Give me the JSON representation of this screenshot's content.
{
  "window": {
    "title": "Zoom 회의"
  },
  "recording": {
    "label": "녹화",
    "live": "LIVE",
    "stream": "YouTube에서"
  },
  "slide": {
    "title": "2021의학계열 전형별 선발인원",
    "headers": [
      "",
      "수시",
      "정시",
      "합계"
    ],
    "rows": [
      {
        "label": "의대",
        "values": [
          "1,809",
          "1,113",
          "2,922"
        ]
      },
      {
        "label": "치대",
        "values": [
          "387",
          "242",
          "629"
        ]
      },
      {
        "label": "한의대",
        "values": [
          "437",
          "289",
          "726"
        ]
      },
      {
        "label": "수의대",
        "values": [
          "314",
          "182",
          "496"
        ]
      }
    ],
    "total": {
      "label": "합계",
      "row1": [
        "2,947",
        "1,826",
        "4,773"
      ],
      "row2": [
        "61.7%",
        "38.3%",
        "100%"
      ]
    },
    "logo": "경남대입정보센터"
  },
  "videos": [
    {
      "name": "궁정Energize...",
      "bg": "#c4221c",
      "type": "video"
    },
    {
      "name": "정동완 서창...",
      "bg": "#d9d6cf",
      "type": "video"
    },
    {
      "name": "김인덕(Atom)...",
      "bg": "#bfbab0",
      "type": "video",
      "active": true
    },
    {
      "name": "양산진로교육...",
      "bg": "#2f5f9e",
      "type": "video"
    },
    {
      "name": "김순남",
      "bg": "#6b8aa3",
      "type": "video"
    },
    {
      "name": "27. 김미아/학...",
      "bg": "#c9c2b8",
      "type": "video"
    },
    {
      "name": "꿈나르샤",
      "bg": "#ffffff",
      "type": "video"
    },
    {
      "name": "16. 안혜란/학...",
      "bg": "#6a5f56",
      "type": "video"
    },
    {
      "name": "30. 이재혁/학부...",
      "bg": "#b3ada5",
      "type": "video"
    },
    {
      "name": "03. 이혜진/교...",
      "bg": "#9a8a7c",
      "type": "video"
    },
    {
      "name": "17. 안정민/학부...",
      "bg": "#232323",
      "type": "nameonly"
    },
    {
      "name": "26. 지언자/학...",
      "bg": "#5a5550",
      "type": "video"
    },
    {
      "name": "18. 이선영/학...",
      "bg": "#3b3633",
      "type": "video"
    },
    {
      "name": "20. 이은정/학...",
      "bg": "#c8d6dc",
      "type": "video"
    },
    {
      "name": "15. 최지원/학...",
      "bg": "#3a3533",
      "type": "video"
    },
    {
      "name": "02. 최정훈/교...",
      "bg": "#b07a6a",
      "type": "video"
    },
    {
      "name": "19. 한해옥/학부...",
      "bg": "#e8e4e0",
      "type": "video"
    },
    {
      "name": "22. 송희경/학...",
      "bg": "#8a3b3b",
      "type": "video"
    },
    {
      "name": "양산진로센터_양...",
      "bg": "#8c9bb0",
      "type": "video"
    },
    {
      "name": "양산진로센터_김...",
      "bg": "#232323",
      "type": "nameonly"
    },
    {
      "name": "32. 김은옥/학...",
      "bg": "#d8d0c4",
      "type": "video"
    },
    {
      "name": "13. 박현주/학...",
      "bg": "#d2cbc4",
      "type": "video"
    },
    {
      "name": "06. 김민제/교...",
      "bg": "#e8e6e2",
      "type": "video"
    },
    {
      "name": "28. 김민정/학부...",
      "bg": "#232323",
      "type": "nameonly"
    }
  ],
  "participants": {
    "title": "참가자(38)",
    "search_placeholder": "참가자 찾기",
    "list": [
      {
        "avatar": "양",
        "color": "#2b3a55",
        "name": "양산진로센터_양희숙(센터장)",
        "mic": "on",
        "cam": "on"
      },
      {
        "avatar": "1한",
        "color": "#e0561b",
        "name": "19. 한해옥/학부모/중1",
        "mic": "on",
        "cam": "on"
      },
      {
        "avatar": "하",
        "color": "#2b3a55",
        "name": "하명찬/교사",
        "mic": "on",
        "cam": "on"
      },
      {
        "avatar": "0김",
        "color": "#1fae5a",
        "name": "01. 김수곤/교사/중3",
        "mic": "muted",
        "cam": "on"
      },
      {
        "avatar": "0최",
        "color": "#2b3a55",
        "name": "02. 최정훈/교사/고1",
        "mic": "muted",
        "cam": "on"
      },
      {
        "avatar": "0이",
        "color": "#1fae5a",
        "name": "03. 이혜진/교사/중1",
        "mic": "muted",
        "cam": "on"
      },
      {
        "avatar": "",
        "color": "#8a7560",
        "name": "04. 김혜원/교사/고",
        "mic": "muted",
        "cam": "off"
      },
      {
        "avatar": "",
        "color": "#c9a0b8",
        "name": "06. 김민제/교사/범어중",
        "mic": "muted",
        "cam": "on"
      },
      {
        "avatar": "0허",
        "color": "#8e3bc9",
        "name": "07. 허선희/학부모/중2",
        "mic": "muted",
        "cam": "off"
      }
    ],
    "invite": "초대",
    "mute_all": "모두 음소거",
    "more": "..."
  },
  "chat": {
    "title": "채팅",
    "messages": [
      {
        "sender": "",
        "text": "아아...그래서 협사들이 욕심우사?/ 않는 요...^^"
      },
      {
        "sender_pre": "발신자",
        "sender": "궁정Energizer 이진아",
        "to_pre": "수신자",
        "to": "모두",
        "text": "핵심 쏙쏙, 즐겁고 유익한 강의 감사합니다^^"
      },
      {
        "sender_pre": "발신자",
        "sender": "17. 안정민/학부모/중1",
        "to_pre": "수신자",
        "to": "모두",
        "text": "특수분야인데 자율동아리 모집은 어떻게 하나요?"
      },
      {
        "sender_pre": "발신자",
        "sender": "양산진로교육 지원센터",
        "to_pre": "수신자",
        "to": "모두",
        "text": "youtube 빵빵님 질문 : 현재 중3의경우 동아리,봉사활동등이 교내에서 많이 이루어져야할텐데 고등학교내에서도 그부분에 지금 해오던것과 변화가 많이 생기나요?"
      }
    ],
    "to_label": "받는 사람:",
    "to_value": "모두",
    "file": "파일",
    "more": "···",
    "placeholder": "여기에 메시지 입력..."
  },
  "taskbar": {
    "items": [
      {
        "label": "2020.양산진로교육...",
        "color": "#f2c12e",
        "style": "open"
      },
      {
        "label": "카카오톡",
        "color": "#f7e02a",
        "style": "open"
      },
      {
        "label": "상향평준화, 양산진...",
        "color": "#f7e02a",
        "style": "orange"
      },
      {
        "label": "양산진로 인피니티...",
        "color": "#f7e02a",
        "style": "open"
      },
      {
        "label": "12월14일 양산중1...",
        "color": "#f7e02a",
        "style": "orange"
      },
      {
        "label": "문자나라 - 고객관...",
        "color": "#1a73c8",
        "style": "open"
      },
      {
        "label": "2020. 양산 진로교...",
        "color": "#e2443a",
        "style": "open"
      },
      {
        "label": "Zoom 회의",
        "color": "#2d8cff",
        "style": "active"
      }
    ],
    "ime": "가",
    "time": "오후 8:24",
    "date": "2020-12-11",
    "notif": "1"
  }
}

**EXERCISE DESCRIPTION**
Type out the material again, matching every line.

**RESPONSE TO THE EXERCISE**
Give me the JSON representation of this screenshot's content.
{
  "window": {
    "title": "Zoom 회의"
  },
  "recording": {
    "label": "녹화",
    "live": "LIVE",
    "stream": "YouTube에서"
  },
  "slide": {
    "title": "2021의학계열 전형별 선발인원",
    "headers": [
      "",
      "수시",
      "정시",
      "합계"
    ],
    "rows": [
      {
        "label": "의대",
        "values": [
          "1,809",
          "1,113",
          "2,922"
        ]
      },
      {
        "label": "치대",
        "values": [
          "387",
          "242",
          "629"
        ]
      },
      {
        "label": "한의대",
        "values": [
          "437",
          "289",
          "726"
        ]
      },
      {
        "label": "수의대",
        "values": [
          "314",
          "182",
          "496"
        ]
      }
    ],
    "total": {
      "label": "합계",
      "row1": [
        "2,947",
        "1,826",
        "4,773"
      ],
      "row2": [
        "61.7%",
        "38.3%",
        "100%"
      ]
    },
    "logo": "경남대입정보센터"
  },
  "videos": [
    {
      "name": "궁정Energize...",
      "bg": "#c4221c",
      "type": "video"
    },
    {
      "name": "정동완 서창...",
      "bg": "#d9d6cf",
      "type": "video"
    },
    {
      "name": "김인덕(Atom)...",
      "bg": "#bfbab0",
      "type": "video",
      "active": true
    },
    {
      "name": "양산진로교육...",
      "bg": "#2f5f9e",
      "type": "video"
    },
    {
      "name": "김순남",
      "bg": "#6b8aa3",
      "type": "video"
    },
    {
      "name": "27. 김미아/학...",
      "bg": "#c9c2b8",
      "type": "video"
    },
    {
      "name": "꿈나르샤",
      "bg": "#ffffff",
      "type": "video"
    },
    {
      "name": "16. 안혜란/학...",
      "bg": "#6a5f56",
      "type": "video"
    },
    {
      "name": "30. 이재혁/학부...",
      "bg": "#b3ada5",
      "type": "video"
    },
    {
      "name": "03. 이혜진/교...",
      "bg": "#9a8a7c",
      "type": "video"
    },
    {
      "name": "17. 안정민/학부...",
      "bg": "#232323",
      "type": "nameonly"
    },
    {
      "name": "26. 지언자/학...",
      "bg": "#5a5550",
      "type": "video"
    },
    {
      "name": "18. 이선영/학...",
      "bg": "#3b3633",
      "type": "video"
    },
    {
      "name": "20. 이은정/학...",
      "bg": "#c8d6dc",
      "type": "video"
    },
    {
      "name": "15. 최지원/학...",
      "bg": "#3a3533",
      "type": "video"
    },
    {
      "name": "02. 최정훈/교...",
      "bg": "#b07a6a",
      "type": "video"
    },
    {
      "name": "19. 한해옥/학부...",
      "bg": "#e8e4e0",
      "type": "video"
    },
    {
      "name": "22. 송희경/학...",
      "bg": "#8a3b3b",
      "type": "video"
    },
    {
      "name": "양산진로센터_양...",
      "bg": "#8c9bb0",
      "type": "video"
    },
    {
      "name": "양산진로센터_김...",
      "bg": "#232323",
      "type": "nameonly"
    },
    {
      "name": "32. 김은옥/학...",
      "bg": "#d8d0c4",
      "type": "video"
    },
    {
      "name": "13. 박현주/학...",
      "bg": "#d2cbc4",
      "type": "video"
    },
    {
      "name": "06. 김민제/교...",
      "bg": "#e8e6e2",
      "type": "video"
    },
    {
      "name": "28. 김민정/학부...",
      "bg": "#232323",
      "type": "nameonly"
    }
  ],
  "participants": {
    "title": "참가자(38)",
    "search_placeholder": "참가자 찾기",
    "list": [
      {
        "avatar": "양",
        "color": "#2b3a55",
        "name": "양산진로센터_양희숙(센터장)",
        "mic": "on",
        "cam": "on"
      },
      {
        "avatar": "1한",
        "color": "#e0561b",
        "name": "19. 한해옥/학부모/중1",
        "mic": "on",
        "cam": "on"
      },
      {
        "avatar": "하",
        "color": "#2b3a55",
        "name": "하명찬/교사",
        "mic": "on",
        "cam": "on"
      },
      {
        "avatar": "0김",
        "color": "#1fae5a",
        "name": "01. 김수곤/교사/중3",
        "mic": "muted",
        "cam": "on"
      },
      {
        "avatar": "0최",
        "color": "#2b3a55",
        "name": "02. 최정훈/교사/고1",
        "mic": "muted",
        "cam": "on"
      },
      {
        "avatar": "0이",
        "color": "#1fae5a",
        "name": "03. 이혜진/교사/중1",
        "mic": "muted",
        "cam": "on"
      },
      {
        "avatar": "",
        "color": "#8a7560",
        "name": "04. 김혜원/교사/고",
        "mic": "muted",
        "cam": "off"
      },
      {
        "avatar": "",
        "color": "#c9a0b8",
        "name": "06. 김민제/교사/범어중",
        "mic": "muted",
        "cam": "on"
      },
      {
        "avatar": "0허",
        "color": "#8e3bc9",
        "name": "07. 허선희/학부모/중2",
        "mic": "muted",
        "cam": "off"
      }
    ],
    "invite": "초대",
    "mute_all": "모두 음소거",
    "more": "..."
  },
  "chat": {
    "title": "채팅",
    "messages": [
      {
        "sender": "",
        "text": "아아...그래서 협사들이 욕심우사?/ 않는 요...^^"
      },
      {
        "sender_pre": "발신자",
        "sender": "궁정Energizer 이진아",
        "to_pre": "수신자",
        "to": "모두",
        "text": "핵심 쏙쏙, 즐겁고 유익한 강의 감사합니다^^"
      },
      {
        "sender_pre": "발신자",
        "sender": "17. 안정민/학부모/중1",
        "to_pre": "수신자",
        "to": "모두",
        "text": "특수분야인데 자율동아리 모집은 어떻게 하나요?"
      },
      {
        "sender_pre": "발신자",
        "sender": "양산진로교육 지원센터",
        "to_pre": "수신자",
        "to": "모두",
        "text": "youtube 빵빵님 질문 : 현재 중3의경우 동아리,봉사활동등이 교내에서 많이 이루어져야할텐데 고등학교내에서도 그부분에 지금 해오던것과 변화가 많이 생기나요?"
      }
    ],
    "to_label": "받는 사람:",
    "to_value": "모두",
    "file": "파일",
    "more": "···",
    "placeholder": "여기에 메시지 입력..."
  },
  "taskbar": {
    "items": [
      {
        "label": "2020.양산진로교육...",
        "color": "#f2c12e",
        "style": "open"
      },
      {
        "label": "카카오톡",
        "color": "#f7e02a",
        "style": "open"
      },
      {
        "label": "상향평준화, 양산진...",
        "color": "#f7e02a",
        "style": "orange"
      },
      {
        "label": "양산진로 인피니티...",
        "color": "#f7e02a",
        "style": "open"
      },
      {
        "label": "12월14일 양산중1...",
        "color": "#f7e02a",
        "style": "orange"
      },
      {
        "label": "문자나라 - 고객관...",
        "color": "#1a73c8",
        "style": "open"
      },
      {
        "label": "2020. 양산 진로교...",
        "color": "#e2443a",
        "style": "open"
      },
      {
        "label": "Zoom 회의",
        "color": "#2d8cff",
        "style": "active"
      }
    ],
    "ime": "가",
    "time": "오후 8:24",
    "date": "2020-12-11",
    "notif": "1"
  }
}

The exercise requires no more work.